[[ GIVEN DATA, beginning ]]

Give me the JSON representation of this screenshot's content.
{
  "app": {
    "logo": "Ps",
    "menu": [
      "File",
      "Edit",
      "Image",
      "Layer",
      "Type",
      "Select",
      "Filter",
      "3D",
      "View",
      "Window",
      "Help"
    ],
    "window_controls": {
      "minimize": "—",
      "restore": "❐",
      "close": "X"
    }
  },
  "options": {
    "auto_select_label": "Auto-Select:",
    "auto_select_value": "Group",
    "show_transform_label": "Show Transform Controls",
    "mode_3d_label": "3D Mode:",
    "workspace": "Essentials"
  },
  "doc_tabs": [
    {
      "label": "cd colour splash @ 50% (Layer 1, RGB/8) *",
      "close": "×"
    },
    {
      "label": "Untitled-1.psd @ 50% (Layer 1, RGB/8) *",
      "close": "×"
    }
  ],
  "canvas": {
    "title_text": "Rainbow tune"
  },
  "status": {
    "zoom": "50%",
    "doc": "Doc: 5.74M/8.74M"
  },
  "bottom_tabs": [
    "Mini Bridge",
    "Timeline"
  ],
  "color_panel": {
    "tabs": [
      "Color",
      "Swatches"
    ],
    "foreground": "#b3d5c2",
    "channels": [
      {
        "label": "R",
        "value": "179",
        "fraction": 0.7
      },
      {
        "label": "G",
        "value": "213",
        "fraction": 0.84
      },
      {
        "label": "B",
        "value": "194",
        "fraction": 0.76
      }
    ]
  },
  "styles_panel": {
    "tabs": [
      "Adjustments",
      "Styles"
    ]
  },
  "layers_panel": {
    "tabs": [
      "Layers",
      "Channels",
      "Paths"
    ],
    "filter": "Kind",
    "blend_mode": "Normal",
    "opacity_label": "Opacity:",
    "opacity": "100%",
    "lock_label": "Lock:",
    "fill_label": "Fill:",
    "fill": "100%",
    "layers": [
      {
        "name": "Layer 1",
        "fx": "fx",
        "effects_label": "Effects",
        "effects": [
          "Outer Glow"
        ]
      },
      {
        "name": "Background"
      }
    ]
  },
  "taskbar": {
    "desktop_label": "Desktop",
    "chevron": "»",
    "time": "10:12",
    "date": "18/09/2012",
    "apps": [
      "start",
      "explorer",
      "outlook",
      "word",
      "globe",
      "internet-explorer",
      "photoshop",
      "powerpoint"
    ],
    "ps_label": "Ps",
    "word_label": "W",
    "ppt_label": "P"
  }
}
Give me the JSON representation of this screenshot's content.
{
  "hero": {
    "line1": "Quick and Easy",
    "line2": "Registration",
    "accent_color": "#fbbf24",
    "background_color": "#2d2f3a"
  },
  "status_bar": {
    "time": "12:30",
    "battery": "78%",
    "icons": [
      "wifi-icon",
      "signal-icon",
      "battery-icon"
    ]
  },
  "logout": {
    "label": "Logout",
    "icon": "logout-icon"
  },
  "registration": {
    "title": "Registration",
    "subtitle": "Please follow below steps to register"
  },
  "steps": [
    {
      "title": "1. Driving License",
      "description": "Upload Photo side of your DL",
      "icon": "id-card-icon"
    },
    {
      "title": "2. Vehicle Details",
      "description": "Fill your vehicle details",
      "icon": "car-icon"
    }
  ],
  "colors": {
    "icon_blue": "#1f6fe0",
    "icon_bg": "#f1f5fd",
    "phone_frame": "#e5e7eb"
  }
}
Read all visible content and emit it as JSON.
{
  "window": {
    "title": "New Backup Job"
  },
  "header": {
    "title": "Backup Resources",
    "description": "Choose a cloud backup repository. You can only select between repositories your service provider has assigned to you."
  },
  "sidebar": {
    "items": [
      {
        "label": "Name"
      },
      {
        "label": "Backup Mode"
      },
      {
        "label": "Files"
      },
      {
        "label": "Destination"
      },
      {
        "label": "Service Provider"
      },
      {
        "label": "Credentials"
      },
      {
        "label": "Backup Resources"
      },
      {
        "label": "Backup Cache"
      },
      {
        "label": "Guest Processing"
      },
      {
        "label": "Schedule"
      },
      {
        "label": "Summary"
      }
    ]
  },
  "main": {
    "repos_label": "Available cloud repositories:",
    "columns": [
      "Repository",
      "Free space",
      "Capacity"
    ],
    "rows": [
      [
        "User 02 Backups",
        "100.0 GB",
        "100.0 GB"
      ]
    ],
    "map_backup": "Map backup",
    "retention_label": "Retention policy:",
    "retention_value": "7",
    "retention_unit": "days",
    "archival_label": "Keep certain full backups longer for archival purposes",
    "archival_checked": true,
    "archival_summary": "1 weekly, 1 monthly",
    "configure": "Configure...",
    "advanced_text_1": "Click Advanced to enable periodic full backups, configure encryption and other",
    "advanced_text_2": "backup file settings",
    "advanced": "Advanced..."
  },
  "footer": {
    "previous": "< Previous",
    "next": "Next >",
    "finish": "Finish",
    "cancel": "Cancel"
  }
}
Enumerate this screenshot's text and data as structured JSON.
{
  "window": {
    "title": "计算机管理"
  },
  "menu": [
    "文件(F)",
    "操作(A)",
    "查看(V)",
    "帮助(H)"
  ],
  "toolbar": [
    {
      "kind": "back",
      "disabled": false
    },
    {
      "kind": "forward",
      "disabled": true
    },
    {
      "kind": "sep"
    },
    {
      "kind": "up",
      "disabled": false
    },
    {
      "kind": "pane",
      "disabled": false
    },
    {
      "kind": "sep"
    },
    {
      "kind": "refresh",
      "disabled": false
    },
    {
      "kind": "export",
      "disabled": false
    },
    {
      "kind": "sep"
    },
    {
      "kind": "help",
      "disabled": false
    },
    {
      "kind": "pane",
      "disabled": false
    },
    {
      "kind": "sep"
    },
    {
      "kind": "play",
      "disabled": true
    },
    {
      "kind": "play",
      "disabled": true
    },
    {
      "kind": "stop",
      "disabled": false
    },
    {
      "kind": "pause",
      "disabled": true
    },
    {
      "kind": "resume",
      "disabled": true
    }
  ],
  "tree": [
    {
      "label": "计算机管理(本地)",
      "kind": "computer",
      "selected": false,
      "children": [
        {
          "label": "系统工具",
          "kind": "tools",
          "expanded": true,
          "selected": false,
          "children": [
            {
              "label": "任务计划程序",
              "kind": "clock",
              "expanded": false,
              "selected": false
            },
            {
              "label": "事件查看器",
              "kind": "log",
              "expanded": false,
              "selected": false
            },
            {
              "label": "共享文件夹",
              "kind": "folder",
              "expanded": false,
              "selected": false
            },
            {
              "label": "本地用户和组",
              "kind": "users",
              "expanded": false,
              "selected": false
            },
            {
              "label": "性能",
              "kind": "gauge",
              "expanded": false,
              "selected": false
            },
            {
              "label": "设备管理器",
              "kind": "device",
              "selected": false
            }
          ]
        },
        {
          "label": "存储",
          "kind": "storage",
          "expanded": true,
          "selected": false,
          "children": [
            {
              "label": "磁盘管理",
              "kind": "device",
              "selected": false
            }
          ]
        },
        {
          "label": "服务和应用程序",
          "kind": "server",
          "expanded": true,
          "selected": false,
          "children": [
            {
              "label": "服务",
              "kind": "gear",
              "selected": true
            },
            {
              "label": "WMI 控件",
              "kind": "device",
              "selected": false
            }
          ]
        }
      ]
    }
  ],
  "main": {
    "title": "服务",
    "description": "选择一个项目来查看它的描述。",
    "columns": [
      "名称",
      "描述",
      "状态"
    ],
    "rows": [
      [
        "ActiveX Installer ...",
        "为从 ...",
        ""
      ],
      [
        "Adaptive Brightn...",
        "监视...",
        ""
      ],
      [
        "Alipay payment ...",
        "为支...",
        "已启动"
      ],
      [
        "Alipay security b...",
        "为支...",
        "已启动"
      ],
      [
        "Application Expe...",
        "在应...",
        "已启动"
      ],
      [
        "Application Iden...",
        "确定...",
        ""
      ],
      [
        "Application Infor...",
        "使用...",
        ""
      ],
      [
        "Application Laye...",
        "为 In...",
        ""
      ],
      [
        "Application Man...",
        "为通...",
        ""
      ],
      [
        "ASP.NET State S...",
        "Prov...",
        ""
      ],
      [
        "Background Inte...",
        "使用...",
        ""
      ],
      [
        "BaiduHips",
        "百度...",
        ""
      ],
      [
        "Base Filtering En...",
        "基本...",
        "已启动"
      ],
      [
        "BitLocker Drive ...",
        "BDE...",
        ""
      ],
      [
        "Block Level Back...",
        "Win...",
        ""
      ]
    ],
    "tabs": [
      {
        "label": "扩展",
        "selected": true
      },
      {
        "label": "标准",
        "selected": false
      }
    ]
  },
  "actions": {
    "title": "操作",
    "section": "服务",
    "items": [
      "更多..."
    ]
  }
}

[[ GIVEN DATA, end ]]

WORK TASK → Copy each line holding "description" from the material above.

RESPONSE BELOW →
      "description": "Upload Photo side of your DL",
      "description": "Fill your vehicle details",
    "description": "Choose a cloud backup repository. You can only select between repositories your service provider has assigned to you."
    "description": "选择一个项目来查看它的描述。",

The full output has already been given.